Robin Weigert and Logan Miller in Take Me to the River.
It's a little
to find that
Matt Sobel's
directorial de-
but has noth-
ing to do with
the classic Al 
Green song--
or the great
Talking Heads
cover--but the
title makes sense by the end. The story revolves instead around a rather naïve California kid and his Oklahoma cousins.

In the prologue, 17-year-old Ryder (Logan Miller, a former Disney XD
star), his mother, Cindy (Robin Weigert, Jessica Jones), and his stepfather,
Don (Richard Schiff, who appeared in SIFF's thematically similar The Automatic Hate) travel to Nebraska for a family reunion. Because of his
yellow sunglasses and bright red shorts, his cousins treat him like an alien; they seem genuinely surprised that he refuses to dress like a hick (the prologue also reveals that he's gay, and they might be picking up on that). It's an overreaction on their part, but things soon go from bad to worse.

The trouble begins with his nine-year-old cousin, Molly (the preternaturally
poised Ursula Parker, from FX's Louie), who has a crush on him. She con-
vinces Ryder to come with her to the barn behind the main house to look at a bird's nest. Minutes later, she runs screaming from the structure, with blood on her dress. It's pretty clear that Ryder didn't do anything, and Molly calms down within an hour or two, but everyone looks at Ryder with suspicion (it doesn't help that he's such a passive, squirrely kid). His par-
ents offer their support, but his uncle, Keith (Josh Hamilton), with whom
Cindy has a strained relationship, is convinced he tried something.

In Molly's room.
Ryder spends
the night in an
house on the
property until
cooler heads
prevail, which
begs the ques-
tion: why did
his family
make this trip
in the first
place? (Other
than to provide a plot for the film, of course.) With the exception of his grandmother, the Okie relatives are small-minded creeps. It makes no sense why Cindy, who grew up on the farm, would want to spend a few hours in a place she was thrilled to leave--let alone several days. 

Fortunately, Keith eventually calms down and apologizes to Ryder, but then
things go from strange to stranger. Azura Skye's jittery performance as his
wife adds to the strangeness, since it's hard to tell if she's just nervous in
general or if she's genuinely scared of her gun-toting husband. After a
tense dinner, Keith suggests that Ryder and Molly return to their grand-
mother's house, where his parents are staying. They use horses to make the trek. On the way there, they pass a river. Ryder wants to keep going, but the strong-willed Molly insists they go for a swim, and so they do.  
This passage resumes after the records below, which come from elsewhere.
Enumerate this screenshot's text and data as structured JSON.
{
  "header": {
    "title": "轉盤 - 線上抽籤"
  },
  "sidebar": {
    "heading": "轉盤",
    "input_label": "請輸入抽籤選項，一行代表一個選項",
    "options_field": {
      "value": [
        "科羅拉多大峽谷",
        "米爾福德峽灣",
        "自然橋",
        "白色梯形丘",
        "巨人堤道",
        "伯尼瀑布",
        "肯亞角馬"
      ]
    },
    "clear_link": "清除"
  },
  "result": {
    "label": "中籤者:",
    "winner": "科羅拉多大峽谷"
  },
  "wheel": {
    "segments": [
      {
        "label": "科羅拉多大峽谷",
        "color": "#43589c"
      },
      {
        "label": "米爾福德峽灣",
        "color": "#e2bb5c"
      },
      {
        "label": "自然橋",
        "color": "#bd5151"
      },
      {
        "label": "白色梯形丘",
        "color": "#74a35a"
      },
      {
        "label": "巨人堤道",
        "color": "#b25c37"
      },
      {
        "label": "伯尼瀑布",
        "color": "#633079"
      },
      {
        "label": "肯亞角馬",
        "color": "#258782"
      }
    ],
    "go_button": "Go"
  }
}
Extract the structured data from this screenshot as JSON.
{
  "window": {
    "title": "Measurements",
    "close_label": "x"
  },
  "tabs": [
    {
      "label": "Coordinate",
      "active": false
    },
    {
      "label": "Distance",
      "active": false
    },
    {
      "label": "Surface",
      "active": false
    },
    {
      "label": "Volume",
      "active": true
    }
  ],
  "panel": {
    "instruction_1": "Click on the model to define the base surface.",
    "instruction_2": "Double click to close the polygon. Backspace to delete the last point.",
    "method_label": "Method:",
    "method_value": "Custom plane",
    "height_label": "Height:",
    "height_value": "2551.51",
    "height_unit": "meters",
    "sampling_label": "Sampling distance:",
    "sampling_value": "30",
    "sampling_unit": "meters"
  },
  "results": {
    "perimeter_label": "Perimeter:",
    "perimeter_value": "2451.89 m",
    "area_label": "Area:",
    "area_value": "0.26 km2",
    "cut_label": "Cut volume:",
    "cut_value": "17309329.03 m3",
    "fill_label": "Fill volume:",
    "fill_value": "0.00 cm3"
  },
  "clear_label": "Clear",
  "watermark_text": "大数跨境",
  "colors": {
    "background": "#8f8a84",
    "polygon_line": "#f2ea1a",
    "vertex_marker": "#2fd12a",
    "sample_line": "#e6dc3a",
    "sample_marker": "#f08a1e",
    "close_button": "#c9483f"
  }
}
On the way to grandmother's house.
Once again,
nothing un-
toward hap-
pens, but Ry-
der is dis-
quieted by
the exper-
ience. There's
a sense that
the flirtatious
Molly doesn't understand what she's doing, and is following her father’s orders, but why would he instruct his underage daughter to act seductively around her teenage cousin?
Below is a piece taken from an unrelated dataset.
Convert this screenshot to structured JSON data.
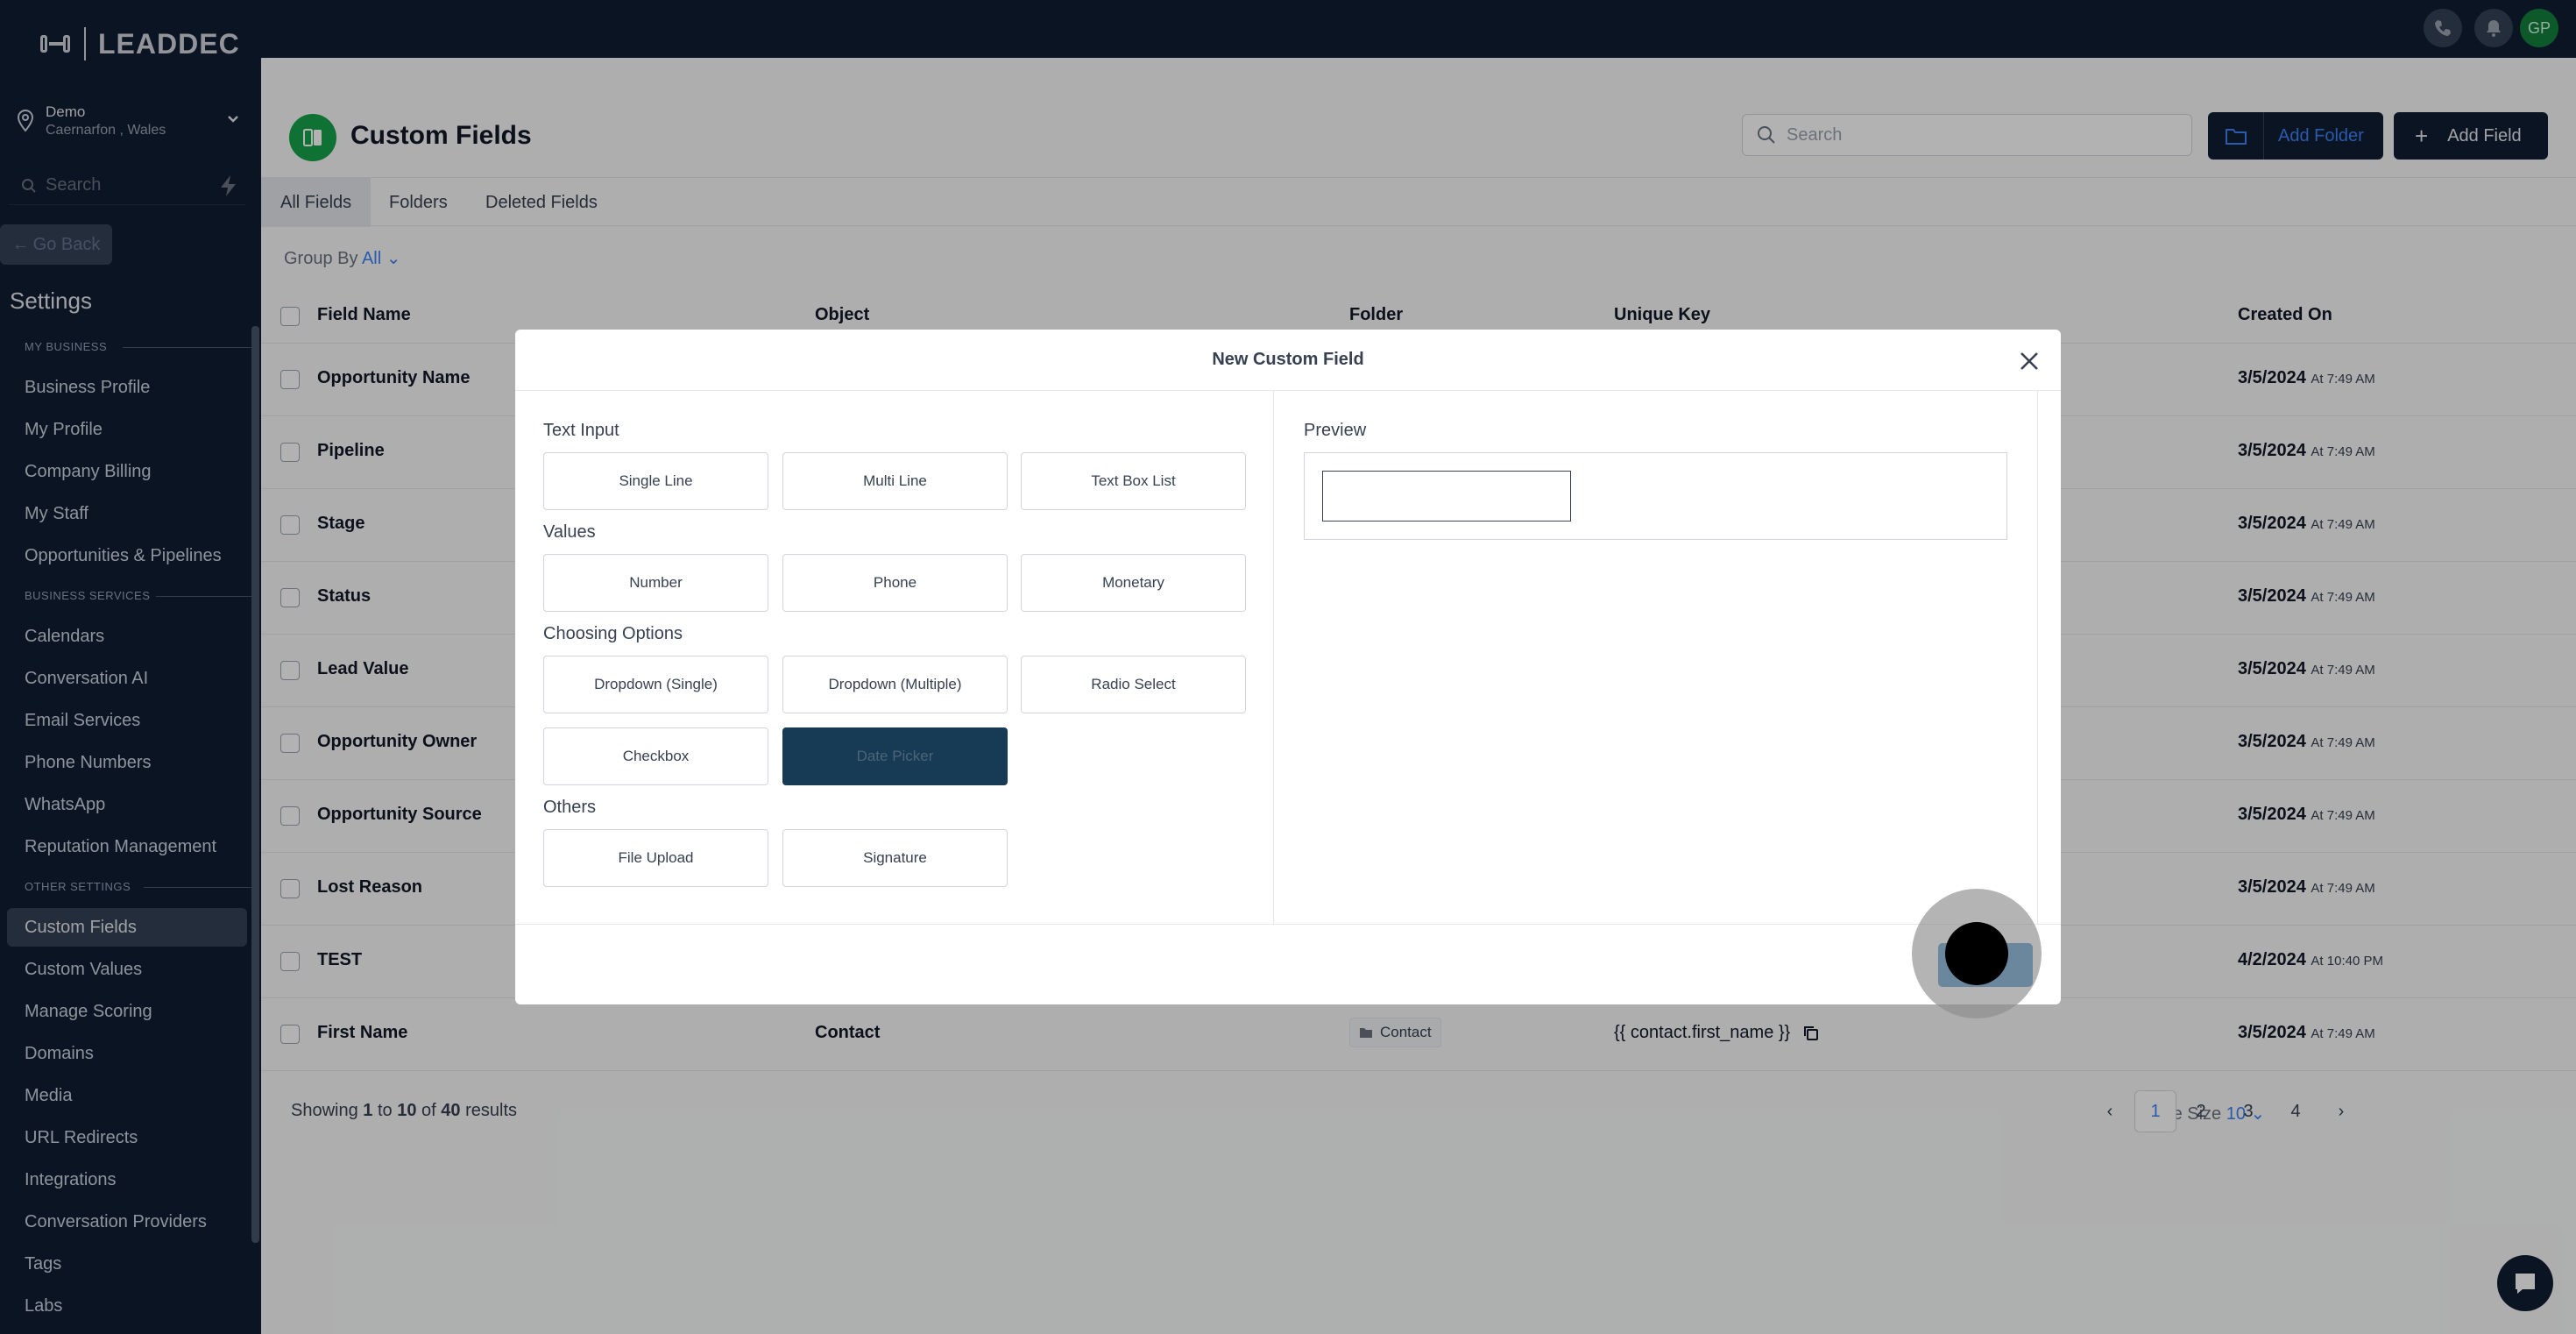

Not to give too much away, but Ryder proves to be more of a catalyst than
a character, since the film really concerns his mother, and that's to its ben-
efit, because Weigert, who first made her mark as Calamity Jane on
HBO's Deadwood, is a stronger actor than Miller, who spends too much time gazing blankly around him, though that may be exactly what Sobel instructed him to do. In any case, if Take Me to the River, which follows an appearance in last year's The Stanford Prison Experiment, represents part of Miller's attempt to shed his teen idol image, it's a good start. 
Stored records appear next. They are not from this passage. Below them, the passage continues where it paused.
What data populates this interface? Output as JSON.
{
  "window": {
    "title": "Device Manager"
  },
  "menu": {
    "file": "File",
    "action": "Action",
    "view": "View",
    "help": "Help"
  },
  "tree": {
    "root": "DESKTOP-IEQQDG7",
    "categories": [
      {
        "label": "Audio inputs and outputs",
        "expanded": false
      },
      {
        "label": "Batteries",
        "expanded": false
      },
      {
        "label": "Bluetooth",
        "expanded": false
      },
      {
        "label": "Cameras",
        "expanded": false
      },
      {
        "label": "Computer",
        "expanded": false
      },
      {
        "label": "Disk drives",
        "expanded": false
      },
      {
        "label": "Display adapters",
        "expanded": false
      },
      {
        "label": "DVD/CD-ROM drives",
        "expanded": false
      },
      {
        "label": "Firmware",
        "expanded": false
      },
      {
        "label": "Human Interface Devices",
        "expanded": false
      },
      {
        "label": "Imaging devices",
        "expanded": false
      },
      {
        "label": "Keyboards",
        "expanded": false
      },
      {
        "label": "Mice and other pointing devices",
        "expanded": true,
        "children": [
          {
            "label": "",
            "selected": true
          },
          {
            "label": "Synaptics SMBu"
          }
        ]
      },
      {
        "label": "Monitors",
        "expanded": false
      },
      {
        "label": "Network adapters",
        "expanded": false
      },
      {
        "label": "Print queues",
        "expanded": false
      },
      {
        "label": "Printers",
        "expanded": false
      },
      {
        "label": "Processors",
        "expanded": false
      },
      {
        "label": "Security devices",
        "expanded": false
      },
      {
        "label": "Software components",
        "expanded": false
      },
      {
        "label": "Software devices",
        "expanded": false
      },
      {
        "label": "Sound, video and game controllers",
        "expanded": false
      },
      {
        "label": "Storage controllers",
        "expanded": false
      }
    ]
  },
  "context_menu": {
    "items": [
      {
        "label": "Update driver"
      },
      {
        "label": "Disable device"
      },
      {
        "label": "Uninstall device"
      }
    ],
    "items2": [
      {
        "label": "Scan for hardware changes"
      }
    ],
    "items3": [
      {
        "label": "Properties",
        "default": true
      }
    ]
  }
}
Only a few beats later, and it's over (though languorously paced, the film clocks in at a lean 84 minutes). Sobel never spells out what all the stress and tension was about. It certainly wasn't about the differences between California and Oklahoma, between the country and the city, or any other surface trappings. It is, instead, about a secret that no one dares to speak aloud, and becomes apparent more through inference than incident. Sobel found a circuitous path to get there, and the film might have worked better as a short, but the unusual journey marks him as a unique talent.

Take Me to the River is playing SIFF Film Center through April 7.